Cool disc for Jerry Goldsmith fans! World premiere release in any format of complete original soundtrack from 1968 mod-era spy tale set within British Intelligence, directed by David Greene, starring Dirk Bogarde, Susannah York, Sir John Gielgud. World of then-high tech computers, soaring IQ's, secret codes and staff of crackerjack decoders captured by composer with meld of snappy rhythm, cool melody. Main theme, rooted firmly in major key, remains one of Goldsmith's most infectious. In balance is richly expressive trumpet line for more romantic side of tale. Mystery, suspense also plays solid role, especially in latter cues. Entire score presented from mono elements as heard in picture, courtesy Paramount Pictures. CD also offers cool extra treat! After exhaustive search, actual multi-track stereo masters for original 1968 Dot label album surface, courtesy UMG and Geffen, allowing first ever licensed release on CD.
World premiere 2-CD release of complete Jerry Goldsmith soundtrack to Russall Mulcahy film with Alec Baldwin as famed and flawed crime fighter, co-starring John Lone, Penelope Ann Miller, Ian McKellen, Peter Boyle. Dark, edged action plus stunning period design inspire Goldsmith to create one of his most involved, exciting (and longest) scores of his later career. Powerful French horn main theme imposes but is mere stepping stone to ferocious action music, mysterious ideas, tender love theme. Latter melody is especially pretty on piano, amongst composer's most beautiful - and barely heard from on original 1994 album.
Ross Bodine and Frank Post are cowhands on Walt Buckman's R-Bar-R ranch. Bodine is older and broods a bit about how he will get along when he's too old to cowboy. Post is young and rambunctious and ambitious for a better life than wrangling cows. When one of their fellow cowboys is killed in a corral accident, Post suggests a way into a better life for himself and his friend: robbing a bank. Bodine reluctantly joins in the plan and the two contrive to rob the local bank…

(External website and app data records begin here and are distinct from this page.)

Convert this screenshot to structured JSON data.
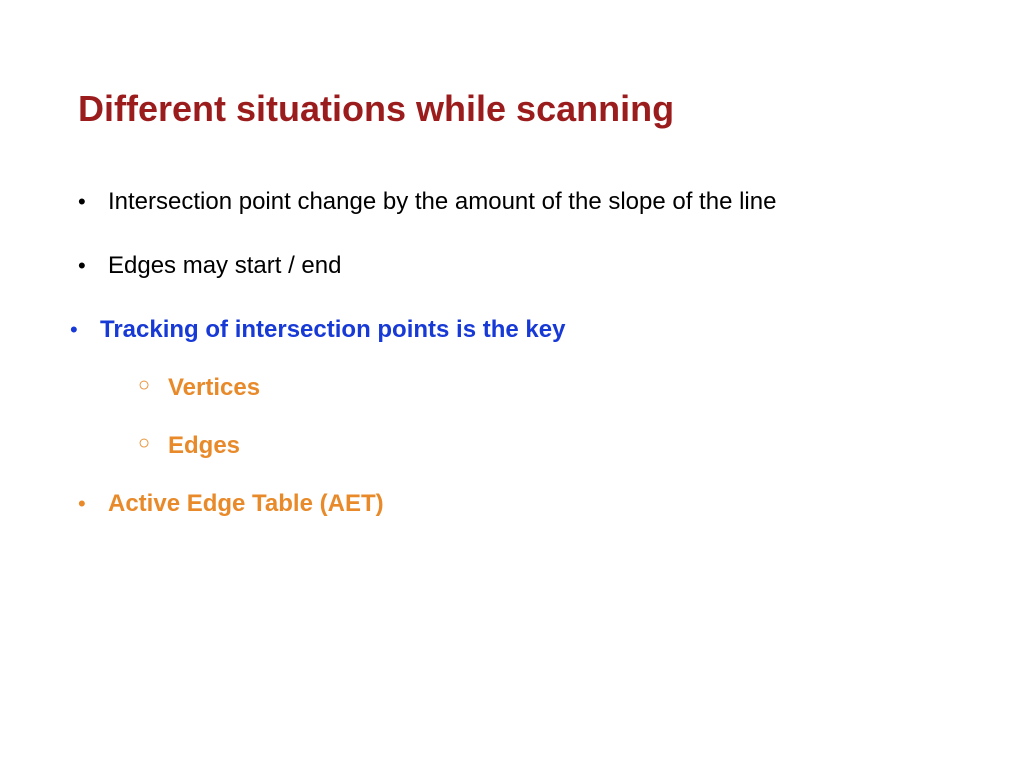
{
  "slide": {
    "title": "Different situations while scanning",
    "bullets": [
      {
        "text": "Intersection point change by the amount of the slope of the line",
        "style": "normal"
      },
      {
        "text": "Edges may start / end",
        "style": "normal"
      },
      {
        "text": "Tracking of intersection points is the key",
        "style": "blue",
        "sub": [
          "Vertices",
          "Edges"
        ]
      },
      {
        "text": "Active Edge Table (AET)",
        "style": "orange"
      }
    ]
  }
}
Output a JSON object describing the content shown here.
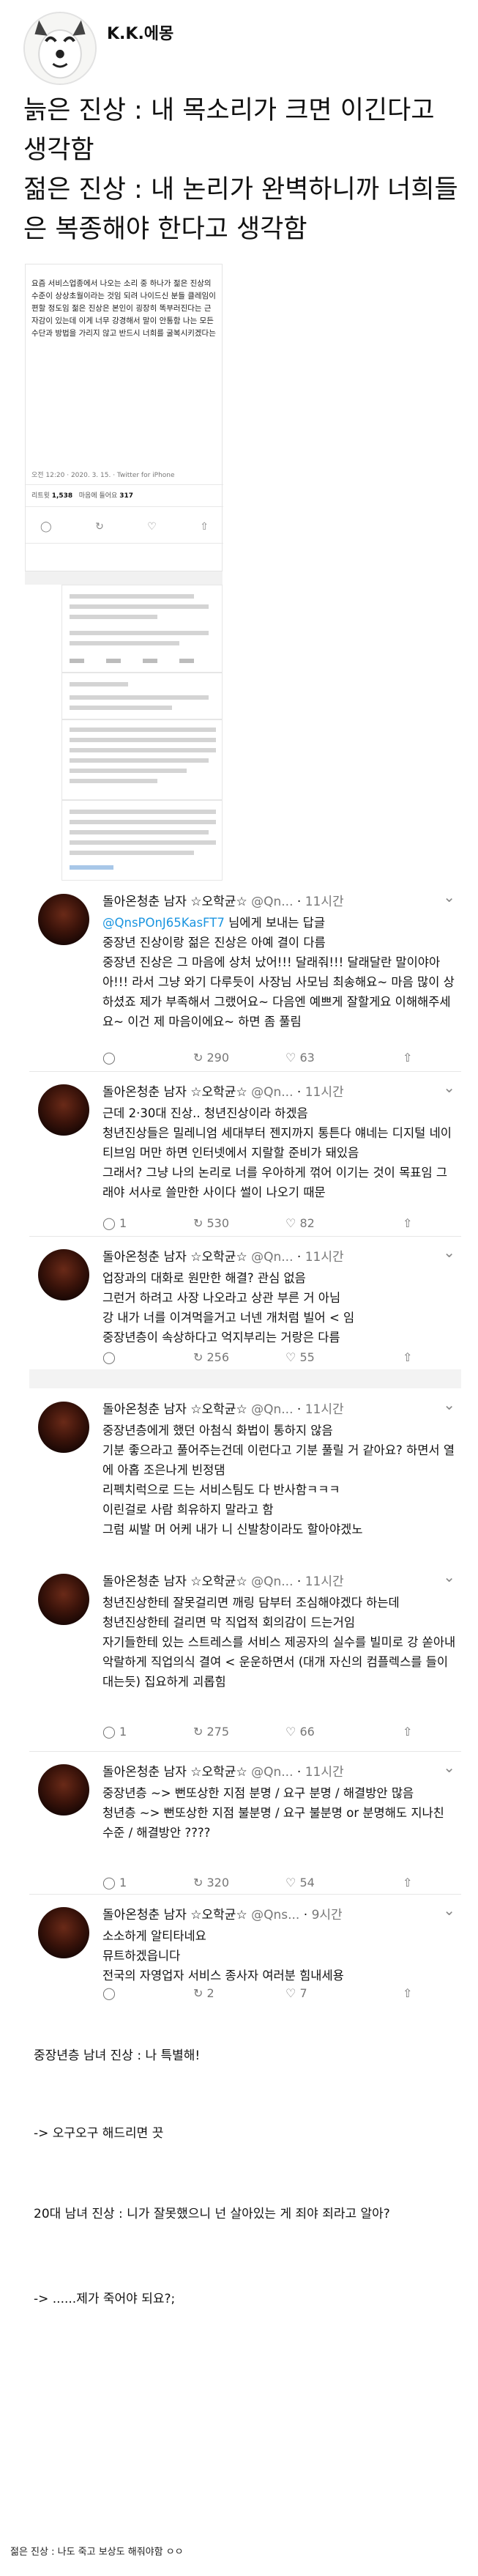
{
  "post": {
    "author": "K.K.에몽",
    "line1": "늙은 진상 : 내 목소리가 크면 이긴다고 생각함",
    "line2": "젊은 진상 : 내 논리가 완벽하니까 너희들은 복종해야 한다고 생각함"
  },
  "quote": {
    "body": "요즘 서비스업종에서 나오는 소리 중 하나가 젊은 진상의 수준이 상상초월이라는 것임 되려 나이드신 분들 클레임이 편할 정도임 젊은 진상은 본인이 굉장히 똑부러진다는 근자감이 있는데 이게 너무 강경해서 말이 안통함 나는 모든 수단과 방법을 가리지 않고 반드시 너희를 굴복시키겠다는",
    "meta": "오전 12:20 · 2020. 3. 15. · Twitter for iPhone",
    "retweets_label": "리트윗",
    "retweets": "1,538",
    "likes_label": "마음에 들어요",
    "likes": "317"
  },
  "thread": {
    "author": "돌아온청춘 남자 ☆오학균☆",
    "replies": [
      {
        "handle": "@Qn...",
        "time": "11시간",
        "mention": "@QnsPOnJ65KasFT7",
        "mention_suffix": "님에게 보내는 답글",
        "text": "중장년 진상이랑 젊은 진상은 아예 결이 다름\n중장년 진상은 그 마음에 상처 났어!!! 달래줘!!! 달래달란 말이야아아!!! 라서 그냥 와기 다루듯이 사장님 사모님 최송해요~ 마음 많이 상하셨죠 제가 부족해서 그랬어요~ 다음엔 예쁘게 잘할게요 이해해주세요~ 이건 제 마음이에요~ 하면 좀 풀림",
        "replies": "",
        "retweets": "290",
        "likes": "63"
      },
      {
        "handle": "@Qn...",
        "time": "11시간",
        "text": "근데 2·30대 진상.. 청년진상이라 하겠음\n청년진상들은 밀레니엄 세대부터 젠지까지 통튼다 얘네는 디지털 네이티브임 머만 하면 인터넷에서 지랄할 준비가 돼있음\n그래서? 그냥 나의 논리로 너를 우아하게 꺾어 이기는 것이 목표임 그래야 서사로 쓸만한 사이다 썰이 나오기 때문",
        "replies": "1",
        "retweets": "530",
        "likes": "82"
      },
      {
        "handle": "@Qn...",
        "time": "11시간",
        "text": "업장과의 대화로 원만한 해결? 관심 없음\n그런거 하려고 사장 나오라고 상관 부른 거 아님\n강 내가 너를 이겨먹을거고 너넨 개처럼 빌어 < 임\n중장년층이 속상하다고 억지부리는 거랑은 다름",
        "replies": "",
        "retweets": "256",
        "likes": "55"
      },
      {
        "handle": "@Qn...",
        "time": "11시간",
        "text": "중장년층에게 했던 아첨식 화법이 통하지 않음\n기분 좋으라고 풀어주는건데 이런다고 기분 풀릴 거 같아요? 하면서 열에 아홉 조은나게 빈정댐\n리펙치럭으로 드는 서비스팀도 다 반사함ㅋㅋㅋ\n이린걸로 사람 희유하지 말라고 함\n그럼 씨발 머 어케 내가 니 신발창이라도 할아야겠노",
        "replies": "",
        "retweets": "",
        "likes": ""
      },
      {
        "handle": "@Qn...",
        "time": "11시간",
        "text": "청년진상한테 잘못걸리면 깨링 담부터 조심해야겠다 하는데\n청년진상한테 걸리면 막 직업적 회의감이 드는거임\n자기들한테 있는 스트레스를 서비스 제공자의 실수를 빌미로 강 쏟아내 악랄하게 직업의식 결여 < 운운하면서 (대개 자신의 컴플렉스를 들이대는듯) 집요하게 괴롭힘",
        "replies": "1",
        "retweets": "275",
        "likes": "66"
      },
      {
        "handle": "@Qn...",
        "time": "11시간",
        "text": "중장년층 ~> 뻔또상한 지점 분명 / 요구 분명 / 해결방안 많음\n청년층 ~> 뻔또상한 지점 불분명 / 요구 불분명 or 분명해도 지나친 수준 / 해결방안 ????",
        "replies": "1",
        "retweets": "320",
        "likes": "54"
      },
      {
        "handle": "@Qns...",
        "time": "9시간",
        "text": "소소하게 알티타네요\n뮤트하겠읍니다\n전국의 자영업자 서비스 종사자 여러분 힘내세용",
        "replies": "",
        "retweets": "2",
        "likes": "7"
      }
    ]
  },
  "bottom": {
    "l1": "중장년층 남녀 진상 : 나 특별해!",
    "l2": "-> 오구오구 해드리면 끗",
    "l3": "20대 남녀 진상 : 니가 잘못했으니 넌 살아있는 게 죄야 죄라고 알아?",
    "l4": "-> ......제가 죽어야 되요?;",
    "footer": "젊은 진상 : 나도 죽고 보상도 해줘야함 ㅇㅇ"
  }
}
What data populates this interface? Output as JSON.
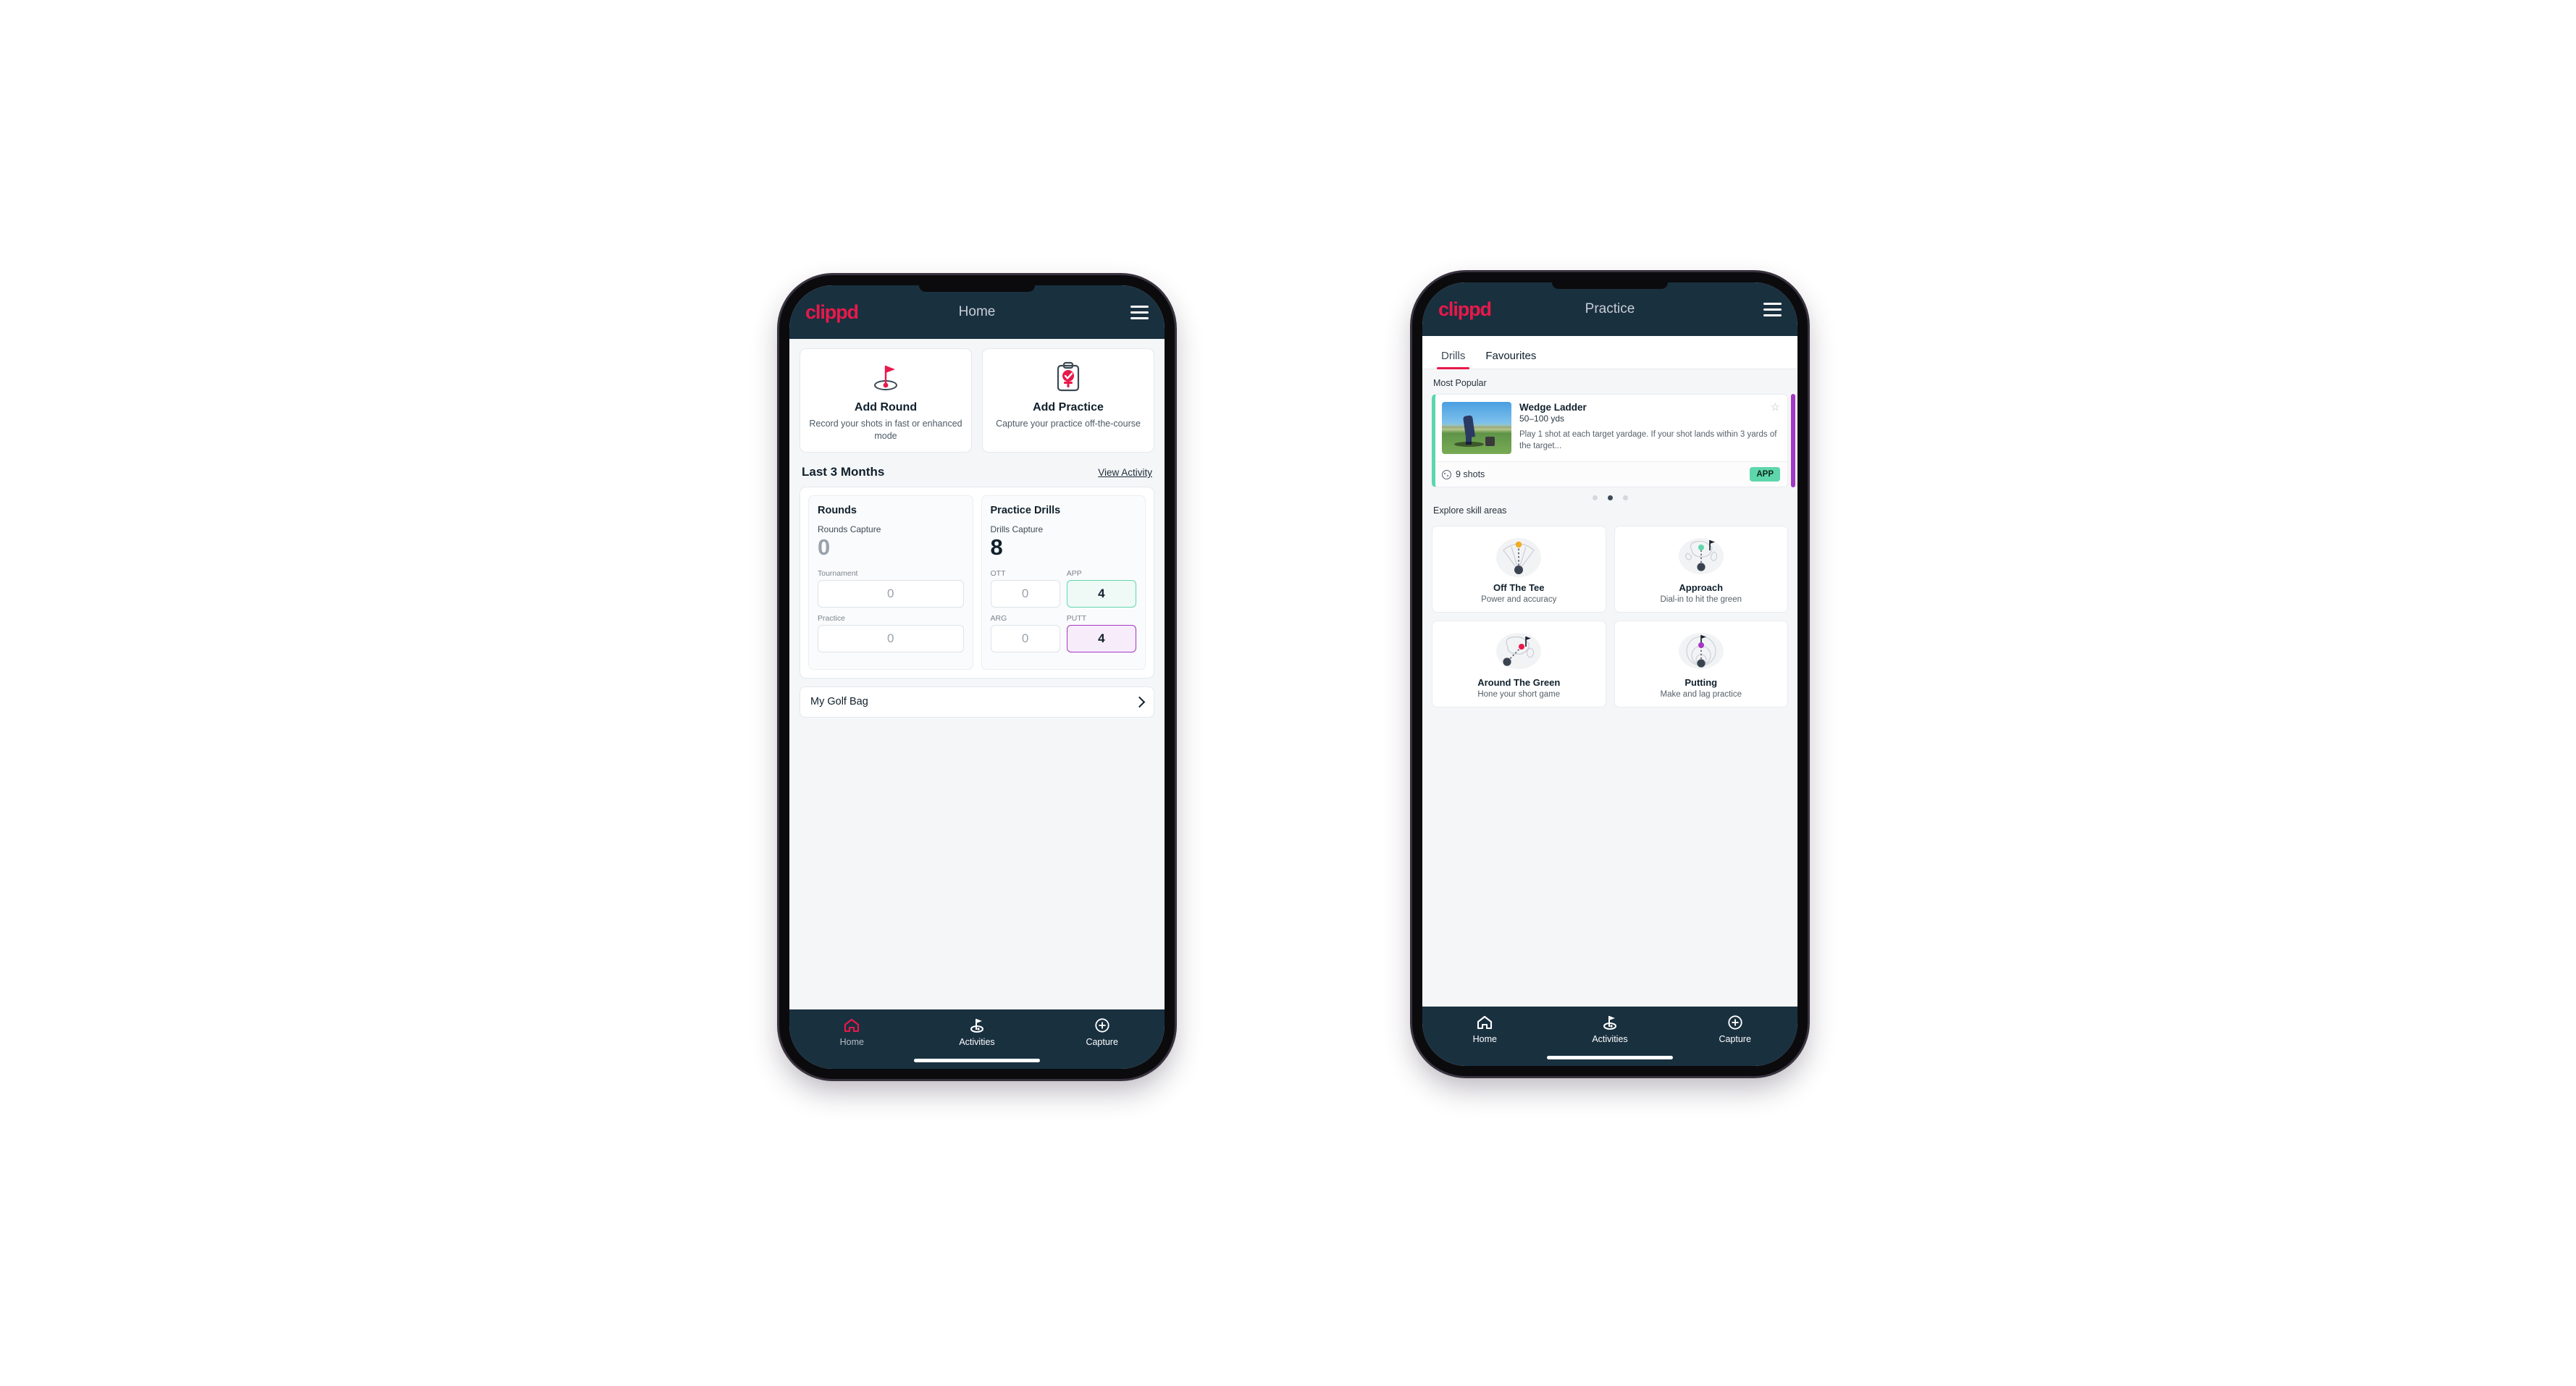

The original 1968 recording is short by CD standards – under 30 minutes – but the production is crisp and dynamic. Jerry Goldsmith employs an array of exotic percussion plus artfully arranged strings, brass, woodwinds and his trademark echo effects to create one of the most evocative science fiction soundtracks ever recorded. From the first eerie moments of the "Main Title" to the simian outcry of "No Escape," he sets us in a harsh, inhuman world. Too many science fiction film scores, with their use of sweeping symphony orchestras and soon-clichéd electronics, sound disappointingly earthbound. Goldsmith's music makes you believe you are on a truly alien planet – which makes the film's payoff even more effective. A template for what a science fiction score can be.